- Environmental Program 2017-2021 aims to reduce the environmental impact and drive developments forwards in the Stockholm region, in Sweden and globally. The goals in the programme contribute to sustainable social development, with sustainable transport systems, properties and healthcare.
- National Energy Efficiency Action Plan sets a target of 20% energy savings by 2020 (2008 baseline) and a reduction in energy intensity of 50% by 2030, compared to 2005 levels;
- Sweden’s Climate Act and Climate Policy Framework intend to create and clear a coherent climate policy to ensure long term signals to the market and other actors. The long term target for Sweden is zero net GHG emissions by 2045.
- The Environmental Code promotes sustainable development.
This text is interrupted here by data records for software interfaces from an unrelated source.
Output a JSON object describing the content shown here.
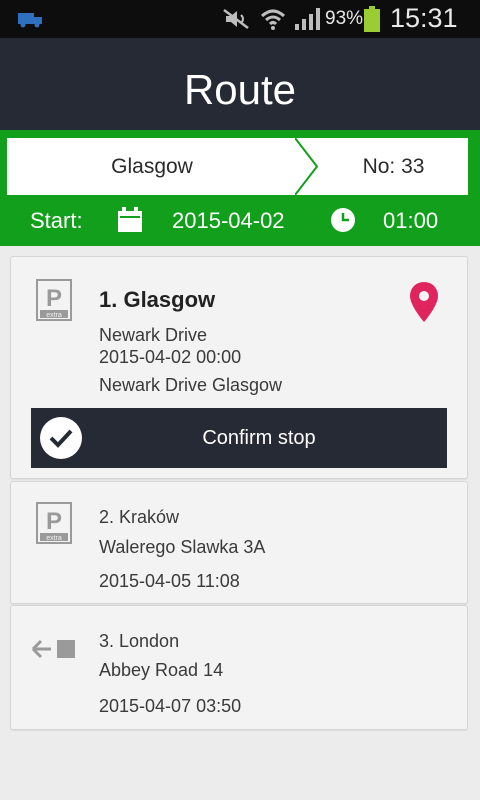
{
  "status_bar": {
    "battery_percent": "93%",
    "time": "15:31",
    "icons": [
      "truck-icon",
      "mute-icon",
      "wifi-icon",
      "signal-icon",
      "battery-icon"
    ]
  },
  "header": {
    "title": "Route"
  },
  "route_bar": {
    "from": "Glasgow",
    "number": "No: 33",
    "start_label": "Start:",
    "start_date": "2015-04-02",
    "start_time": "01:00"
  },
  "colors": {
    "accent_green": "#12a01c",
    "dark_bar": "#262a34",
    "pin_red": "#e0245e"
  },
  "stops": [
    {
      "title": "1. Glasgow",
      "street": "Newark Drive",
      "datetime": "2015-04-02 00:00",
      "address": "Newark Drive Glasgow",
      "icon": "parking-extra-icon",
      "confirm_label": "Confirm stop"
    },
    {
      "title": "2. Kraków",
      "street": "Walerego Slawka 3A",
      "datetime": "2015-04-05 11:08",
      "icon": "parking-extra-icon"
    },
    {
      "title": "3. London",
      "street": "Abbey Road 14",
      "datetime": "2015-04-07 03:50",
      "icon": "arrow-left-icon"
    }
  ],
  "parking_icon_text": {
    "letter": "P",
    "caption": "extra"
  }
}
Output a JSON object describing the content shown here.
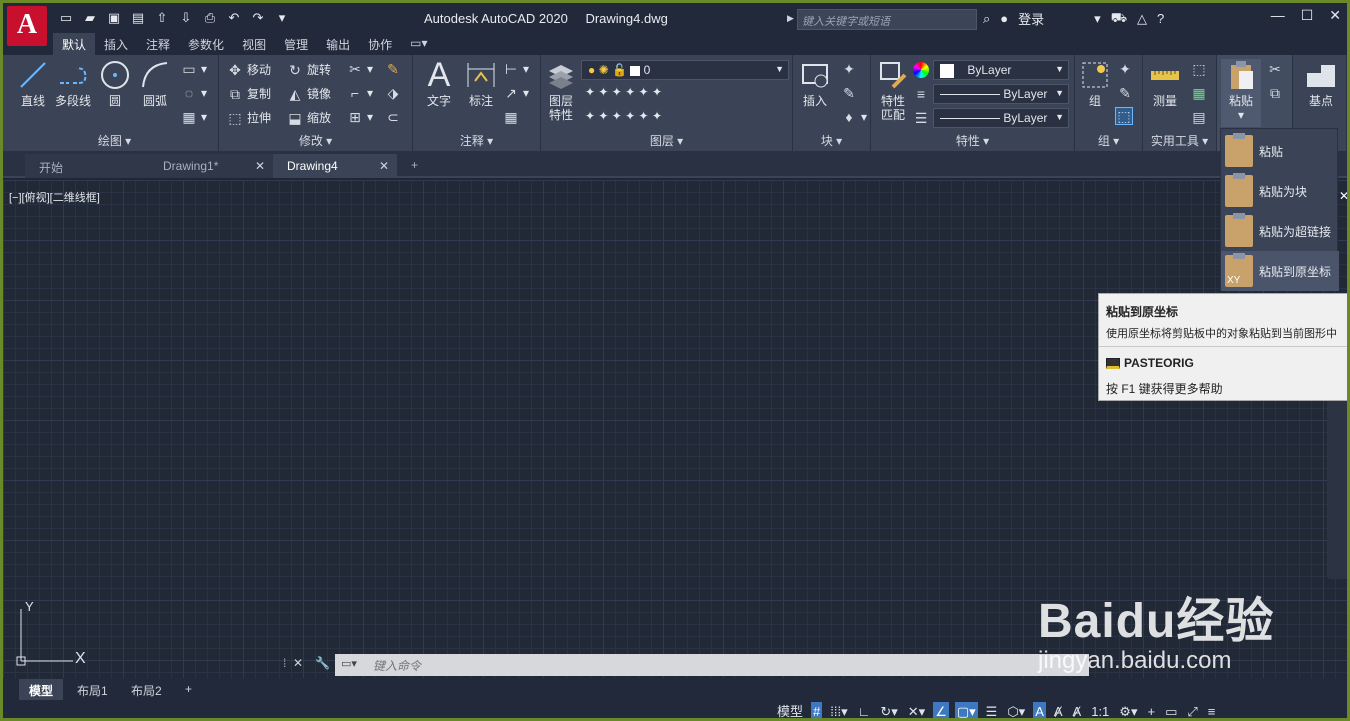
{
  "app": {
    "title": "Autodesk AutoCAD 2020",
    "document": "Drawing4.dwg",
    "logo_letter": "A"
  },
  "search": {
    "placeholder": "键入关键字或短语"
  },
  "user": {
    "login_label": "登录"
  },
  "menu_tabs": [
    "默认",
    "插入",
    "注释",
    "参数化",
    "视图",
    "管理",
    "输出",
    "协作"
  ],
  "ribbon": {
    "draw": {
      "label": "绘图",
      "line": "直线",
      "polyline": "多段线",
      "circle": "圆",
      "arc": "圆弧"
    },
    "modify": {
      "label": "修改",
      "move": "移动",
      "rotate": "旋转",
      "copy": "复制",
      "mirror": "镜像",
      "stretch": "拉伸",
      "scale": "缩放"
    },
    "annotation": {
      "label": "注释",
      "text": "文字",
      "dimension": "标注"
    },
    "layers": {
      "label": "图层",
      "layer_props": "图层\n特性",
      "current_layer": "0"
    },
    "block": {
      "label": "块",
      "insert": "插入"
    },
    "properties": {
      "label": "特性",
      "match": "特性\n匹配",
      "color": "ByLayer",
      "linetype": "ByLayer",
      "lineweight": "ByLayer"
    },
    "groups": {
      "label": "组",
      "group": "组"
    },
    "utilities": {
      "label": "实用工具",
      "measure": "测量"
    },
    "clipboard": {
      "paste": "粘贴"
    },
    "view": {
      "basepoint": "基点"
    }
  },
  "paste_menu": [
    "粘贴",
    "粘贴为块",
    "粘贴为超链接",
    "粘贴到原坐标"
  ],
  "paste_menu_badge": "XY",
  "doc_tabs": [
    {
      "label": "开始"
    },
    {
      "label": "Drawing1*"
    },
    {
      "label": "Drawing4"
    }
  ],
  "viewport_label": "[−][俯视][二维线框]",
  "ucs": {
    "x": "X",
    "y": "Y"
  },
  "tooltip": {
    "title": "粘贴到原坐标",
    "description": "使用原坐标将剪贴板中的对象粘贴到当前图形中",
    "command": "PASTEORIG",
    "help": "按 F1 键获得更多帮助"
  },
  "command_line": {
    "placeholder": "键入命令"
  },
  "layout_tabs": [
    "模型",
    "布局1",
    "布局2"
  ],
  "status": {
    "model": "模型",
    "scale": "1:1"
  },
  "watermark": {
    "brand": "Baidu经验",
    "url": "jingyan.baidu.com"
  }
}
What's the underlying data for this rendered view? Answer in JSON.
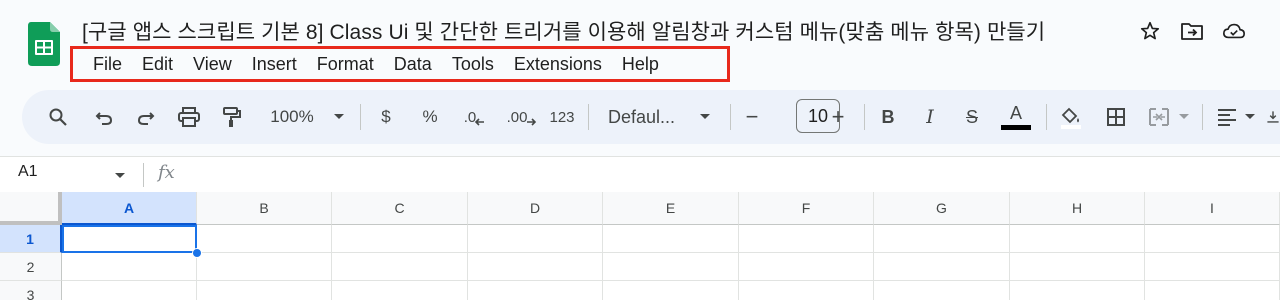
{
  "document": {
    "title": "[구글 앱스 스크립트 기본 8] Class Ui 및 간단한 트리거를 이용해 알림창과 커스텀 메뉴(맞춤 메뉴 항목) 만들기",
    "logo": "google-sheets-logo",
    "title_icons": [
      "star-icon",
      "move-to-folder-icon",
      "cloud-status-icon"
    ]
  },
  "menubar": {
    "highlight_color": "#e8291c",
    "items": [
      "File",
      "Edit",
      "View",
      "Insert",
      "Format",
      "Data",
      "Tools",
      "Extensions",
      "Help"
    ]
  },
  "toolbar": {
    "zoom": "100%",
    "currency": "$",
    "percent": "%",
    "decrease_decimal": ".0",
    "increase_decimal": ".00",
    "number_format": "123",
    "font_family": "Defaul...",
    "font_size": "10",
    "decrease_font": "−",
    "increase_font": "+",
    "bold": "B",
    "italic": "I",
    "strikethrough": "S",
    "text_color_letter": "A",
    "text_color_bar": "#000000"
  },
  "formula_bar": {
    "cell_ref": "A1",
    "fx": "fx"
  },
  "grid": {
    "columns": [
      "A",
      "B",
      "C",
      "D",
      "E",
      "F",
      "G",
      "H",
      "I"
    ],
    "rows": [
      "1",
      "2",
      "3"
    ],
    "active_column": "A",
    "active_row": "1",
    "selection_color": "#1a73e8"
  }
}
It encourages re-use and recycling of materials, raw materials and energy and use of renewable energies;
- Swedish Building regulations (BFS 2011:6) establishes that new buildings must be designed in such a way that energy use is limited by low heat losses, low cooling demands, efficient use of heating and cooling, and efficient use of electricity [source];
- Energy Performance of Buildings Directive to boost energy performance of buildings [source], sets different requirements regarding energy performance in new buildings.
Marketability: The solution is one of Europe’s largest redevelopment areas and it presents some similarities, in terms of infrastructure, with projects currently under construction in Sweden and other countries. A direct example is represented by Stockholm’s Hammarby Sjöstad and Copenhagen’s Nordhavnen.Link to resource
Sector: Cross cutting
Country / Region: SwedenTags: carbon dioxide, cooling demand, emissions, environmental impacts, heating and cooling, land use, public transport, targets, trams, transport policies
In 1 user collection: Good practices of cities
Knowledge Object: User generated Initiative
Published by: European Union